TVA study finds value of solar power less than what TVA currently pays

Published October 21, 2015

Chattanooga Times Free Press – Dave Flessner – October 21, 2015 

The Tennessee Valley Authority, which has cut the premiums it pays for small-scale solar power in each of the past four years, could again trim what it pays customers who generate electricity from the sun next year based upon a new assessment of the value of solar power.

TVA on Tuesday released a 32-page analysis of solar power and distributed energy that concludes that the overall value of solar power is 40 percent less than what TVA has been paying some solar producers. TVA’s first-of-its-kind analysis of the costs and benefits of solar power generated by residential and commercial customers found that the average value of solar generation for TVA to be 7.2 cents per kilowatt hour, which is far below the current average of about 12 cents per kwh TVA pays based upon a 2-cent-per-kilowatt hour premium paid above TVA’s average retail rate of about 10 cents per kwh.

“The calculated value for solar PV small systems, which represents the solar-specific avoided cost to TVA, is below the current average retail rate in the TVA service territory (about 10 cents per kwh) and is less than the solar rate currently being offered by TVA (a 2-cent-per kwh paid above the retail rate),” the study concludes.

TVA cautioned that the estimate “is not intended to imply” that the incentives will be altered to match the calculated value.

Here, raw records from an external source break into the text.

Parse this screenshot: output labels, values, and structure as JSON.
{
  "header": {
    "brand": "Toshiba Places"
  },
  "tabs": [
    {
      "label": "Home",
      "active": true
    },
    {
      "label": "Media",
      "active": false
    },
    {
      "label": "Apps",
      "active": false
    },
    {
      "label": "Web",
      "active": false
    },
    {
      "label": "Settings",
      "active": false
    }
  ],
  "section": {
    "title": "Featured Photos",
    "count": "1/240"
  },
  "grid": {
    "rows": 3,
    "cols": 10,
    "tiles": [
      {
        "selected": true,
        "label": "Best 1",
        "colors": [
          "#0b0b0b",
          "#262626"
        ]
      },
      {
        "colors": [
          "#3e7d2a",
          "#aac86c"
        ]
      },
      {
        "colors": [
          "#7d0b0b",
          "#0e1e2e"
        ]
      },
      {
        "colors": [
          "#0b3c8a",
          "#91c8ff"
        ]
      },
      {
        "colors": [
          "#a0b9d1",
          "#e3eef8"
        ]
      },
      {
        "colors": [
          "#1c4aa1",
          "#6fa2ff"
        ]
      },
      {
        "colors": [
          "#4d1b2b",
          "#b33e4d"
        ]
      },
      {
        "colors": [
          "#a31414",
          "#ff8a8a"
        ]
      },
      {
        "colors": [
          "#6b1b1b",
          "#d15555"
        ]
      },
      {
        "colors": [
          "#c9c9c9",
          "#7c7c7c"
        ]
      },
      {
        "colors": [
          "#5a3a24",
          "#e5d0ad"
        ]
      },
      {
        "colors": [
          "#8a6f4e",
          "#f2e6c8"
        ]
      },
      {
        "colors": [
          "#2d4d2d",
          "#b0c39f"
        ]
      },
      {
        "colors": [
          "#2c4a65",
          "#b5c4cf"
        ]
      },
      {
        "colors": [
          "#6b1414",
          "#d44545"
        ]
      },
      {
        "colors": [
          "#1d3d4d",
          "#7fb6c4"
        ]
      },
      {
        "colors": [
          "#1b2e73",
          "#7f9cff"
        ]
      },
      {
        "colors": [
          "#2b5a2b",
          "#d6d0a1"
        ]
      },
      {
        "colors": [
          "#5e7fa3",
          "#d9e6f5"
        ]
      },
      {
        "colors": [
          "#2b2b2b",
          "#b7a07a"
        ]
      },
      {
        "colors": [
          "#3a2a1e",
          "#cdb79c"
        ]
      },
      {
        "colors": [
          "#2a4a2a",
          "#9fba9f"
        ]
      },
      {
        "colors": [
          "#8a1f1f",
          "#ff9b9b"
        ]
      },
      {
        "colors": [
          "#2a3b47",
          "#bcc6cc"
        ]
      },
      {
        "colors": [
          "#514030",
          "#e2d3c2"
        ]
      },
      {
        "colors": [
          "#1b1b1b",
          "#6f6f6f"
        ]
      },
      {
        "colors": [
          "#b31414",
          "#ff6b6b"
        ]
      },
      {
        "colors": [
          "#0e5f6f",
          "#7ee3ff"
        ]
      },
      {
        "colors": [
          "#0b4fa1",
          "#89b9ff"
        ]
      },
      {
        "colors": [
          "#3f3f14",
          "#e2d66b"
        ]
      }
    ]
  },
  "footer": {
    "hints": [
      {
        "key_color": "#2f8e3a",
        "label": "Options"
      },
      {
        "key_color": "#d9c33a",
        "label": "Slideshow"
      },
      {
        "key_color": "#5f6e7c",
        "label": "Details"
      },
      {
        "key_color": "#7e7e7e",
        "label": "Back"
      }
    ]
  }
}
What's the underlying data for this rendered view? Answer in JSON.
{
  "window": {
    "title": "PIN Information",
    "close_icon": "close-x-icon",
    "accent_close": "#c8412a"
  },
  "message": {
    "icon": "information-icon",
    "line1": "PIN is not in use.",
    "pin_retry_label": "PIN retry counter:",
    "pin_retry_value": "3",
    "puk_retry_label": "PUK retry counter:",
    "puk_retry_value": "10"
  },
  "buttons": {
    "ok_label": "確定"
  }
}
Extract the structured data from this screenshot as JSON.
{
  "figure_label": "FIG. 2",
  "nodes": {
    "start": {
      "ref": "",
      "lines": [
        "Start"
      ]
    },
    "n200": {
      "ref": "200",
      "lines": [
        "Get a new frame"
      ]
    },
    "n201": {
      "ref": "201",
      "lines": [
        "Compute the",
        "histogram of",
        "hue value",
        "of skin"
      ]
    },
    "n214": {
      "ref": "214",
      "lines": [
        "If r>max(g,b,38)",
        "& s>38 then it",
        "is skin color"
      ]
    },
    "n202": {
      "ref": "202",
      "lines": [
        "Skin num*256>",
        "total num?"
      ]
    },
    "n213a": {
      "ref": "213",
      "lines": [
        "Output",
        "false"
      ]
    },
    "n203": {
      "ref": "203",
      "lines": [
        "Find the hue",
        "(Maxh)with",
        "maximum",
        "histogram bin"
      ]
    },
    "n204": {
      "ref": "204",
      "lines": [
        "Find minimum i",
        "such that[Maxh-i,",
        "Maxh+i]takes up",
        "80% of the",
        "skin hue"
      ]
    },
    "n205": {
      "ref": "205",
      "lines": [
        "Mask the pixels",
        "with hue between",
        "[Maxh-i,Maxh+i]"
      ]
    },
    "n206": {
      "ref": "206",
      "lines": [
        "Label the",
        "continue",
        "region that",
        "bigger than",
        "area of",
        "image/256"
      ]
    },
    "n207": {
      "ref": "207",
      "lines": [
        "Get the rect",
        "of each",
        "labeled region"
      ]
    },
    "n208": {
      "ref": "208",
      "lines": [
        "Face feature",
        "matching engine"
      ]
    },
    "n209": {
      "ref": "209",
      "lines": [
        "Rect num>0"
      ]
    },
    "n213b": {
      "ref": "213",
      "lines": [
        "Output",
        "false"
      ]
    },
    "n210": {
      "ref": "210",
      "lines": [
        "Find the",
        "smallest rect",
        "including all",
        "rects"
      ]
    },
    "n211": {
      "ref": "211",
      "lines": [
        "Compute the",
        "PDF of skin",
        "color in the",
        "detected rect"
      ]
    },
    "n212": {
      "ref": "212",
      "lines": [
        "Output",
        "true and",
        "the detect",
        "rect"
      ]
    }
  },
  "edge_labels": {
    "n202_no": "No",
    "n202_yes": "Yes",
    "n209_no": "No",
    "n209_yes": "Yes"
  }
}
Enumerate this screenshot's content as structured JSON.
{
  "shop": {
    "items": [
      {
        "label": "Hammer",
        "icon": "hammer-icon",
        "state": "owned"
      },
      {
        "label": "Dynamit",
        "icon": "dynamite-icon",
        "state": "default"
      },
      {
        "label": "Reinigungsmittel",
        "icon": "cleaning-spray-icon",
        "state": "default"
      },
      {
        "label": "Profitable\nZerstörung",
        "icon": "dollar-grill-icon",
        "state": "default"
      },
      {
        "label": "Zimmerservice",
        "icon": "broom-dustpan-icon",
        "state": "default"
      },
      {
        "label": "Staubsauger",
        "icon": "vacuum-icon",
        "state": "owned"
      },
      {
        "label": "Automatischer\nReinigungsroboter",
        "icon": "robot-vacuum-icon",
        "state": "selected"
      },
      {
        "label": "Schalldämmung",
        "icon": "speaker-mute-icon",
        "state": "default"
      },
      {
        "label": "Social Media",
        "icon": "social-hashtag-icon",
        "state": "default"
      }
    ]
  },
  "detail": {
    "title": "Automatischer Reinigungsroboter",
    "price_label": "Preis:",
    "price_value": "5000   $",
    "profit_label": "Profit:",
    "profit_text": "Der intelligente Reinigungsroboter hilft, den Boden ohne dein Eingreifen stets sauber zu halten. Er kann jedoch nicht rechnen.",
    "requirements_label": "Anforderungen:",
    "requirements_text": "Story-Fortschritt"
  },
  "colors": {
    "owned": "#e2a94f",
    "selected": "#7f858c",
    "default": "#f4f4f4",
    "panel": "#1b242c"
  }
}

TVA spokesman Scott Fieder said the report is a starting point for further analysis and could inform TVA’s pending decision on what, if any, incentives TVA will offer for small-scale solar power in 2016.

The current solar payments, equal to 12 cents per kwh, are down from 14 cents in 2014, 19 cents in 2013 and 22 cents per kwh in 2012.

Solar power backers insist that TVA’s analysis did not do enough to consider the environmental and health benefits for solar power, which does not emit greenhouse gases linked with global warming or smog effluents that cause many respiratory diseases.

“This study was an important first step, but we don’t think it adequately reflects the health benefits from solar power, which replaces more harmful coal or natural gas power generation,” said Amanda Garcia, a staff attorney for the Southern Environmental Law Center who served on one of the stakeholder groups that reviewed the study.

Solar power of up to 50 kilowatts generated on rooftops is beneficial to TVA because it is scalable, versatile and eliminates fuel costs and many harmful emissions, according to the study. But the analysis also found that solar power presents challenges for TVA because of its intermittent generation and the inability for TVA to dispatch or control the power, given the variability of the sun and the freedom of individual generators to produce the power when they want.

Steve Johnson, president of the state’s biggest solar installer, Lightwave Solar in Nashville, said the soalr industry can survive with lower premiums but TVA should improve the way it signs up producers and the ending date each year for new projects.

TVA is cutting off projects for 2015 on Nov. 18 and the first six weeks of each new year are designed to allow applications to come to TVA so the utility can sort through whether there is too much demand and needs to be a lottery to allocate the 10 megawatts set aside for small-scale solar.

“We need a year-round program that works better for solar producers than what TVA now has,” said Johnson, who also serves as vice president of TenneSEIA, the state chapter for the Solar Energy Industries Association. “It’s hard to run your business only eight months a year which is what TVA has left us with.”

Georgia currently pays 13 cents per kwh for solar and North Carolina provides a generous state income tax credit which has helped push solar generation in the Tar heel state to second in the nation behind only California.

‘”TVA as a public power utility with a mandate for economic development and environmental stewardship should be a leader in renewable energy, not a laggard behind neighboring states like Georgia and North Carolina,” Garcia said.

But during public hearings on renewable energy, industrial customers and some TVA distributors have urged TVA to pursue the least cost source of power to keep its electric rates as low and competitive as possible.

TVA is yet to announce what, if any incentives, it will offer for solar generation next year. “Stay tuned,” TVA President Bill Johnson told reporters following the last TVA board meeting in August.

Solar power producers do qualify for a 30 percent federal tax credit through at least 2016, Johnson said.